1 - 8 of 8 articles
This paper reviews the ONIX‐based efforts of the Library of Congress's Bibliographic Enrichment Advisory Team (BEAT). The paper describes BEAT's table of contents, publisher description, and sample text initiatives, and the ways libraries and their patrons can benefit from these efforts.
In order to make competent decisions, maintain excellent collections and provide patron‐centered services, digital libraries must pay attention to how they store, manipulate and reuse data. This paper examines three critical notions that address this need: data persistence, data warehousing, and...
Over the past decade, a variety of digital imaging projects have been carried out in archives, libraries, and museums. This paper discusses the difficulties in moving from a series of digital projects to a digitization program, and the ensuing transformation in thinking from digital objects to...
This paper examines the problem of digital library adoption by traditional libraries, and the efforts of the National Science Digital Library and the OCKHAM Initiative to address this problem.
Early copyright laws said little about the rights of consumers. In general, the law in each country gave an exclusive, short‐term right to make copies of the work as a whole. The periods were so short, and the copying technology so slow that non‐commercial copying mattered little. In the...
This study presents findings with a particular digital library system, the Belgian‐American Research Collection at the University of Wisconsin Digital Collections Center (UWDCC). It focuses on the ways in which a usability study can inform the future design of the collection and other UWDCC...
This paper gives suggestions for how remote access electronic resources could be described in bibliographic records and provides examples of such descriptive practices.

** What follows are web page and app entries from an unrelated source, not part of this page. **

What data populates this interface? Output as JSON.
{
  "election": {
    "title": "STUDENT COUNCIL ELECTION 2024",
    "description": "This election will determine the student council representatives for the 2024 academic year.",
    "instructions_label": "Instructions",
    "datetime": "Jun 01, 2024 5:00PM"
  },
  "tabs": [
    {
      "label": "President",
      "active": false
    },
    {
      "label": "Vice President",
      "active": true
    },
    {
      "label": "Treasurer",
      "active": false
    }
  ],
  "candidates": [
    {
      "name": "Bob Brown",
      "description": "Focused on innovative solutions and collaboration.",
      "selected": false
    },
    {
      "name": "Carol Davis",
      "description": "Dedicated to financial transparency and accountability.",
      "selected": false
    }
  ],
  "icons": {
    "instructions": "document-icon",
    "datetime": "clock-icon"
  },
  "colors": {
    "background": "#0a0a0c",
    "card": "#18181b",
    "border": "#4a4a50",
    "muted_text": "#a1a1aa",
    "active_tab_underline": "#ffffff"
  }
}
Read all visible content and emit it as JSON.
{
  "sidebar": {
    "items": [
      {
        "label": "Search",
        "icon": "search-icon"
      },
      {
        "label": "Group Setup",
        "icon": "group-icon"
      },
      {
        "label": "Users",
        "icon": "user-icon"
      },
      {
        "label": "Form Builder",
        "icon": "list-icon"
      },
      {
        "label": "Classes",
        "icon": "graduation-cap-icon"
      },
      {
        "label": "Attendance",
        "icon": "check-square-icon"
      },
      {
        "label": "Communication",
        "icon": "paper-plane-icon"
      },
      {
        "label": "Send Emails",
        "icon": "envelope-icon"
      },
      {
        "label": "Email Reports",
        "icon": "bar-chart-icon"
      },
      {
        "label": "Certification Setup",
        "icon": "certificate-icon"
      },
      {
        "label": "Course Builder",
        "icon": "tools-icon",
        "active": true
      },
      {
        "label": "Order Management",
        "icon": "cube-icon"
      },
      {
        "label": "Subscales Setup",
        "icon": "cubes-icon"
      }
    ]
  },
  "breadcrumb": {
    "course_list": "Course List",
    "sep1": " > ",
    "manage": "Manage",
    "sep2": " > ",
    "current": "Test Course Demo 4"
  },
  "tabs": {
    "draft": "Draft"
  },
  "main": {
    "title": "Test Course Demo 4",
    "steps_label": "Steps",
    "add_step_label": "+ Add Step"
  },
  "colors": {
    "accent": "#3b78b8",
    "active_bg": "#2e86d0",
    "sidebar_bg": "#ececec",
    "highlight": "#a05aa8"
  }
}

These practices are developed from principles expressed in the International Standard Bibliographic Description for Electronic...
Using an introductory organizational case study, this paper examines the tension digital publishers face between wanting to adhere to relevant standards, and the temptation to modify or create one's own local standards. The discussion examines the long‐term costs of deviation from standards, and...
Read and print from thousands of top scholarly journals.
Continue with Facebook
Log in with Microsoft
Already have an account? Log in
Bookmark this article. You can see your Bookmarks on your DeepDyve Library.
To save an article, log in first, or sign up for a DeepDyve account if you don’t already have one.
Sign Up Log In
To subscribe to email alerts, please log in first, or sign up for a DeepDyve account if you don’t already have one.
To get new article updates from a journal on your personalized homepage, please log in first, or sign up for a DeepDyve account if you don’t already have one.